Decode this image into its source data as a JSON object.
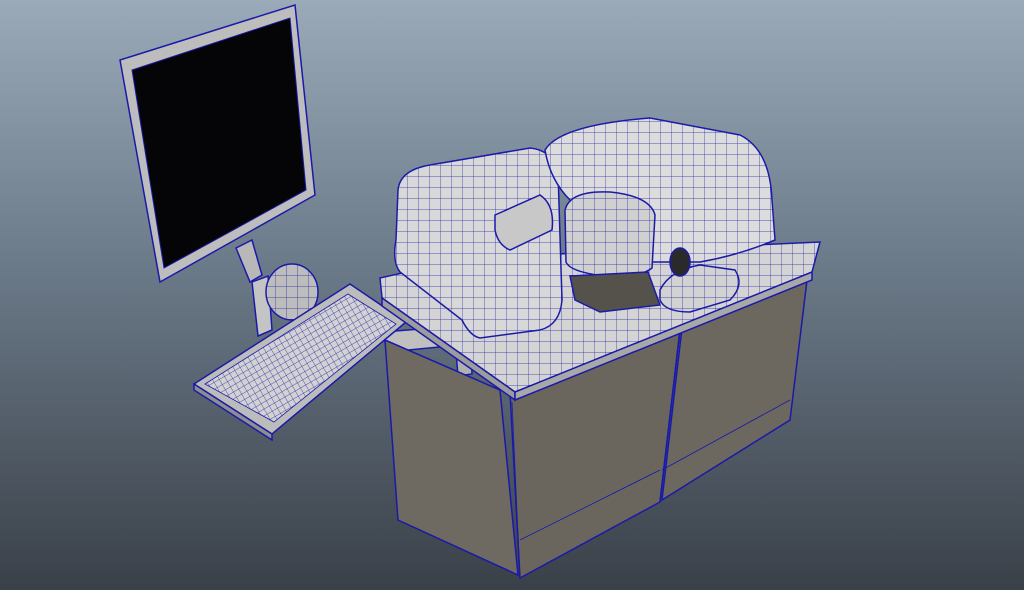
{
  "viewport": {
    "background_top": "#9aaab9",
    "background_bottom": "#3a4048",
    "wireframe_color": "#1a1aa8",
    "surface_light": "#d6d6d6",
    "surface_dark": "#6a665e"
  },
  "scene": {
    "objects": [
      "monitor",
      "monitor-arm",
      "keyboard",
      "keyboard-arm",
      "instrument-cabinet",
      "instrument-top-unit"
    ]
  }
}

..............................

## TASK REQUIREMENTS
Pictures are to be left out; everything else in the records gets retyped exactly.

## EXERCISE ANSWER
Decode this image into its source data as a JSON object.
{
  "viewport": {
    "background_top": "#9aaab9",
    "background_bottom": "#3a4048",
    "wireframe_color": "#1a1aa8",
    "surface_light": "#d6d6d6",
    "surface_dark": "#6a665e"
  },
  "scene": {
    "objects": [
      "monitor",
      "monitor-arm",
      "keyboard",
      "keyboard-arm",
      "instrument-cabinet",
      "instrument-top-unit"
    ]
  }
}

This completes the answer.